WORK ITEM
Give back an exact copy of the entries beneath, minus the pictures.

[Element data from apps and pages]
⁂

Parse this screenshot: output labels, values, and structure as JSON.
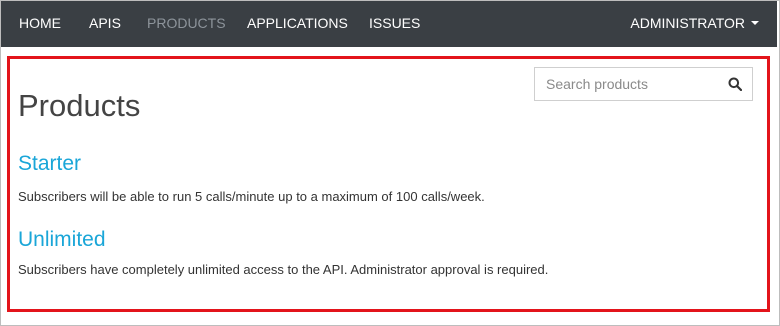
{
  "navbar": {
    "items": [
      {
        "label": "HOME",
        "active": false
      },
      {
        "label": "APIS",
        "active": false
      },
      {
        "label": "PRODUCTS",
        "active": true
      },
      {
        "label": "APPLICATIONS",
        "active": false
      },
      {
        "label": "ISSUES",
        "active": false
      }
    ],
    "user_menu_label": "ADMINISTRATOR",
    "background_color": "#3a3f44",
    "active_color": "#8d949b"
  },
  "search": {
    "placeholder": "Search products",
    "icon": "search-icon"
  },
  "page": {
    "title": "Products"
  },
  "products": [
    {
      "name": "Starter",
      "description": "Subscribers will be able to run 5 calls/minute up to a maximum of 100 calls/week."
    },
    {
      "name": "Unlimited",
      "description": "Subscribers have completely unlimited access to the API. Administrator approval is required."
    }
  ],
  "colors": {
    "link": "#1aa6d8",
    "highlight_border": "#e3141b"
  }
}
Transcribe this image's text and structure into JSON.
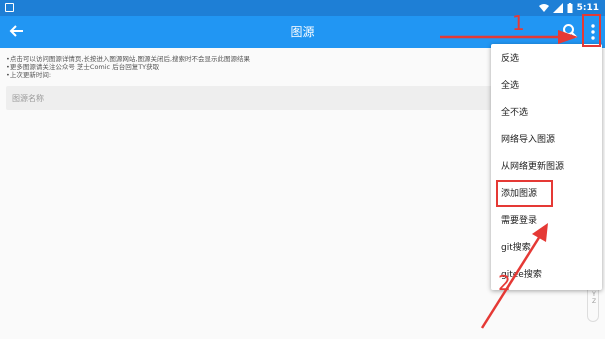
{
  "status_bar": {
    "time": "5:11"
  },
  "app_bar": {
    "title": "图源"
  },
  "notes": [
    "•点击可以访问图源详情页,长按进入图源网站,图源关闭后,搜索时不会显示此图源结果",
    "•更多图源请关注公众号 芝士Comic 后台回复TY获取",
    "•上次更新时间:"
  ],
  "search": {
    "placeholder": "图源名称",
    "value": ""
  },
  "menu": {
    "items": [
      "反选",
      "全选",
      "全不选",
      "网络导入图源",
      "从网络更新图源",
      "添加图源",
      "需要登录",
      "git搜索",
      "gitee搜索"
    ]
  },
  "alphabet_index": [
    "X",
    "Y",
    "Z"
  ],
  "annotations": {
    "step1": "1",
    "step2": "2"
  },
  "colors": {
    "app_bar": "#2196f3",
    "status_bar": "#1e7fd6",
    "annotation": "#e53935"
  }
}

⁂

ANSWER FOR THIS EXERCISE
Parse this screenshot: output labels, values, and structure as JSON.
{
  "navbar": {
    "items": [
      {
        "label": "HOME",
        "active": false
      },
      {
        "label": "APIS",
        "active": false
      },
      {
        "label": "PRODUCTS",
        "active": true
      },
      {
        "label": "APPLICATIONS",
        "active": false
      },
      {
        "label": "ISSUES",
        "active": false
      }
    ],
    "user_menu_label": "ADMINISTRATOR",
    "background_color": "#3a3f44",
    "active_color": "#8d949b"
  },
  "search": {
    "placeholder": "Search products",
    "icon": "search-icon"
  },
  "page": {
    "title": "Products"
  },
  "products": [
    {
      "name": "Starter",
      "description": "Subscribers will be able to run 5 calls/minute up to a maximum of 100 calls/week."
    },
    {
      "name": "Unlimited",
      "description": "Subscribers have completely unlimited access to the API. Administrator approval is required."
    }
  ],
  "colors": {
    "link": "#1aa6d8",
    "highlight_border": "#e3141b"
  }
}
Transcribe this image's text and structure into JSON.
{
  "status_bar": {
    "time": "5:11"
  },
  "app_bar": {
    "title": "图源"
  },
  "notes": [
    "•点击可以访问图源详情页,长按进入图源网站,图源关闭后,搜索时不会显示此图源结果",
    "•更多图源请关注公众号 芝士Comic 后台回复TY获取",
    "•上次更新时间:"
  ],
  "search": {
    "placeholder": "图源名称",
    "value": ""
  },
  "menu": {
    "items": [
      "反选",
      "全选",
      "全不选",
      "网络导入图源",
      "从网络更新图源",
      "添加图源",
      "需要登录",
      "git搜索",
      "gitee搜索"
    ]
  },
  "alphabet_index": [
    "X",
    "Y",
    "Z"
  ],
  "annotations": {
    "step1": "1",
    "step2": "2"
  },
  "colors": {
    "app_bar": "#2196f3",
    "status_bar": "#1e7fd6",
    "annotation": "#e53935"
  }
}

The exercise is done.